In partnership with BigLaw, Legal Clinics, and Nonprofits, Justice Lab secures 38 legal victories, litigating 55 cases in three years against 31 police departments and more than 200 police officers across the state amid nationwide calls for police reform

NEW ORLEANS – Justice Lab, the ACLU of Louisiana’s campaign against racist policing, marked its third anniversary this summer, litigating its 55th case. Founded in June 2020 following the murder of George Floyd, Justice Lab works through litigation, advocacy, and storytelling to hold law enforcement accountable for violent misconduct that is disproportionately inflicted upon Louisianans of color.

“Americans across the political spectrum recognize that racist policing doesn’t result from a few ‘bad apples.’ It is a systemic issue that demands transformational reform,” said Nora Ahmed, legal director for the ACLU of Louisiana. “Bringing together hundreds of attorneys from across the nation dedicated to working thousands of hours pro bono, Justice Lab reimagines what civil rights litigation and storytelling against law enforcement look like. In doing so, over the past three years, we have achieved once unimaginable legal victories against police departments in Louisiana that for too long escaped judgment and scrutiny. In representing our clients and amplifying the perspectives of our storytellers, Justice Lab gives victims of racist policing a critical voice in narratives that frequently erase their humanity and paint them, not the law enforcement officers who harmed them, as perpetrators of illegal conduct.”

In its first three years, Justice Lab has provided a substantive check on police misconduct, clarifying how the vestiges of slavery and racism contribute to the dire reality that people of color face when interacting with police. Most cases focus on the traumatic impact of police encounters that fall short of maiming or killing. The program’s litigation has resulted in landmark progress toward combating both qualified and absolute immunity, virtually impenetrable doctrines that, when defeated, provide a critical step in holding law enforcement accountable for harms suffered by Louisianans. Take, for example, the case of Gregory Bledsoe, the plaintiff in Justice Lab’s 31st case and a 65-year-old Shreveport man who was wrongfully arrested, jailed, and maliciously prosecuted for a crime he did not commit.
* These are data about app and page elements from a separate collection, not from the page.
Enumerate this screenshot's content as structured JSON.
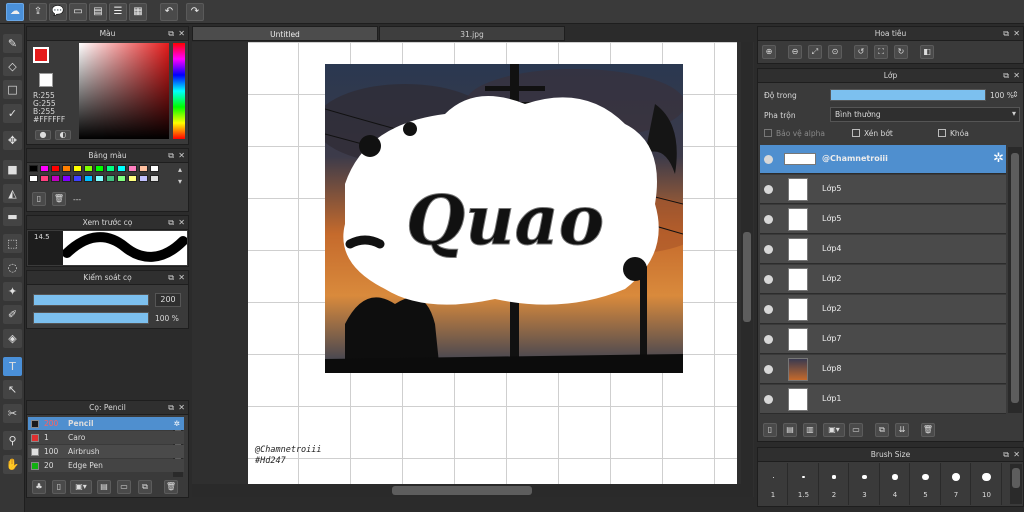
{
  "tabs": {
    "untitled": "Untitled",
    "file": "31.jpg"
  },
  "panels": {
    "color": "Màu",
    "palette": "Bảng màu",
    "brush_preview": "Xem trước cọ",
    "brush_control": "Kiểm soát cọ",
    "brush": "Cọ: Pencil",
    "navigator": "Hoa tiêu",
    "layers": "Lớp",
    "brush_size": "Brush Size"
  },
  "color": {
    "r": "R:255",
    "g": "G:255",
    "b": "B:255",
    "hex": "#FFFFFF",
    "primary": "#e51b1b",
    "secondary": "#ffffff"
  },
  "palette": {
    "colors": [
      "#000000",
      "#ff00ff",
      "#ff0000",
      "#ff8000",
      "#ffff00",
      "#80ff00",
      "#00ff00",
      "#00ff80",
      "#00ffff",
      "#ff80c0",
      "#ffc0a0",
      "#ffffff",
      "#ffffff",
      "#ff4080",
      "#c000c0",
      "#8000ff",
      "#4040ff",
      "#00c0ff",
      "#80ffff",
      "#40c080",
      "#80ff80",
      "#ffff80",
      "#c0c0ff",
      "#e0e0e0"
    ],
    "extra_label": "---"
  },
  "brush_preview": {
    "size": "14.5"
  },
  "brush_control": {
    "size_value": "200",
    "opacity_value": "100 %",
    "size_fill": 1.0,
    "opacity_fill": 1.0
  },
  "brushes": [
    {
      "size": "200",
      "name": "Pencil",
      "color": "#1a1a1a",
      "selected": true
    },
    {
      "size": "1",
      "name": "Caro",
      "color": "#e03030",
      "selected": false
    },
    {
      "size": "100",
      "name": "Airbrush",
      "color": "#e0e0e0",
      "selected": false
    },
    {
      "size": "20",
      "name": "Edge Pen",
      "color": "#10b010",
      "selected": false
    }
  ],
  "layers_panel": {
    "opacity_label": "Độ trong",
    "opacity_value": "100 %",
    "opacity_fill": 1.0,
    "blend_label": "Pha trộn",
    "blend_value": "Bình thường",
    "protect_alpha": "Bảo vệ alpha",
    "clipping": "Xén bớt",
    "lock": "Khóa",
    "items": [
      {
        "name": "@Chamnetroiii",
        "selected": true
      },
      {
        "name": "Lớp5",
        "selected": false
      },
      {
        "name": "Lớp5",
        "selected": false
      },
      {
        "name": "Lớp4",
        "selected": false
      },
      {
        "name": "Lớp2",
        "selected": false
      },
      {
        "name": "Lớp2",
        "selected": false
      },
      {
        "name": "Lớp7",
        "selected": false
      },
      {
        "name": "Lớp8",
        "selected": false
      },
      {
        "name": "Lớp1",
        "selected": false
      }
    ]
  },
  "brush_sizes": [
    "1",
    "1.5",
    "2",
    "3",
    "4",
    "5",
    "7",
    "10"
  ],
  "canvas": {
    "artwork_text": "Quao",
    "watermark_line1": "@Chamnetroiii",
    "watermark_line2": "#Hd247"
  },
  "accent": "#4a90d9"
}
As alleged in the complaint, Mr. Bledsoe was an independent contractor working for a property management company who was sent to repair a tenant’s window after a break-in. He cut himself during the repair. When Officers, who had previously investigated the scene and collected fingerprints, came to re-interview the tenant, they collected a newly-identified blood sample from the window where Mr. Bledsoe had cut himself. Officers used that blood sample as a basis to charge Mr. Bledsoe for the break-in.
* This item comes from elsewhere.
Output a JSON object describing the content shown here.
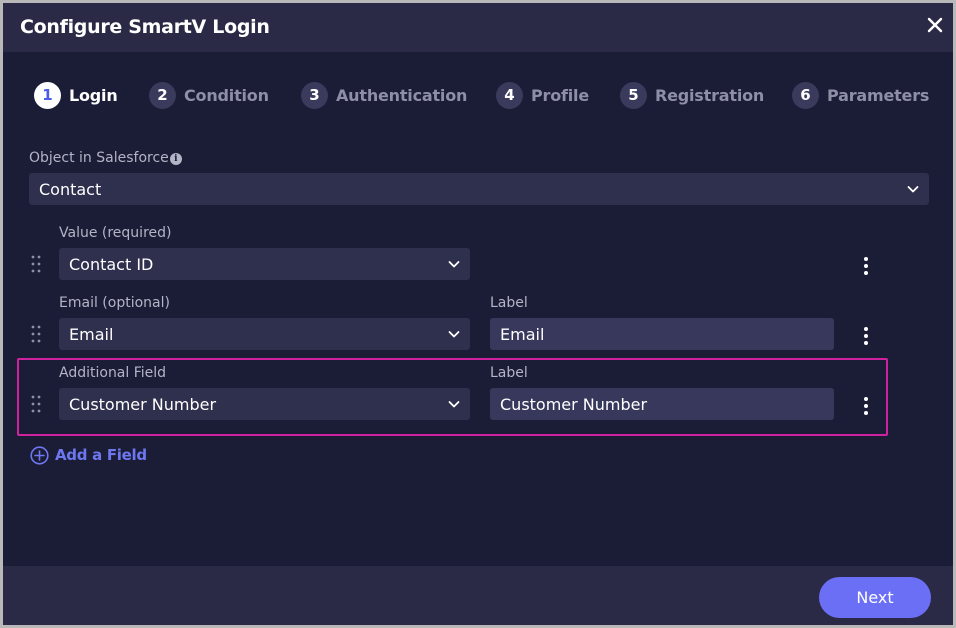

Mr. Bledsoe was arrested, pleaded not guilty, and was released on bond. After release, Mr. Bledsoe obtained documents from the property management company demonstrating that he was authorized to be at the property to repair the broken window. In spite of this evidence, the Caddo Parish District Attorney continued a malicious prosecution of Mr. Bledsoe for more than six years. During that time, he was incarcerated for nearly two years without a trial.

In March 2023, the Honorable Elizabeth Erny Foote of the U.S. District Court for the Western District of Louisiana denied both qualified and absolute immunity defenses to malicious prosecution pled by the Shreveport Police Department officers who arrested Mr. Bledsoe and the Caddo Parish Assistant District Attorney who prosecuted him. 

This notable ruling in Mr. Bledsoe’s case puts the Justice Lab initiative at 38 hard-fought legal victories: twenty qualified immunity wins, one absolute immunity success, defeating four alleged Heck or standing bars to litigation, two Monell policy wins, ten settlements, and an offer of judgment – all achieved between the final quarter of 2022 and the first half of 2023.

To date, with the help of 50 partnering law firms, 20 law school legal clinics, and hundreds of volunteers, Justice Lab has published dozens of narratives from individuals who have experienced brutality at the hands of police, authored multiple volumes on court dockets, and initiated a successful call for the Department of Justice to investigate the Louisiana State Police’s pattern and practice of racist policing –  the first investigation of a state police agency in 20 years. The Justice Lab team has also published a manual for communities and organizations seeking to replicate the program in other areas across the country. For more information, visit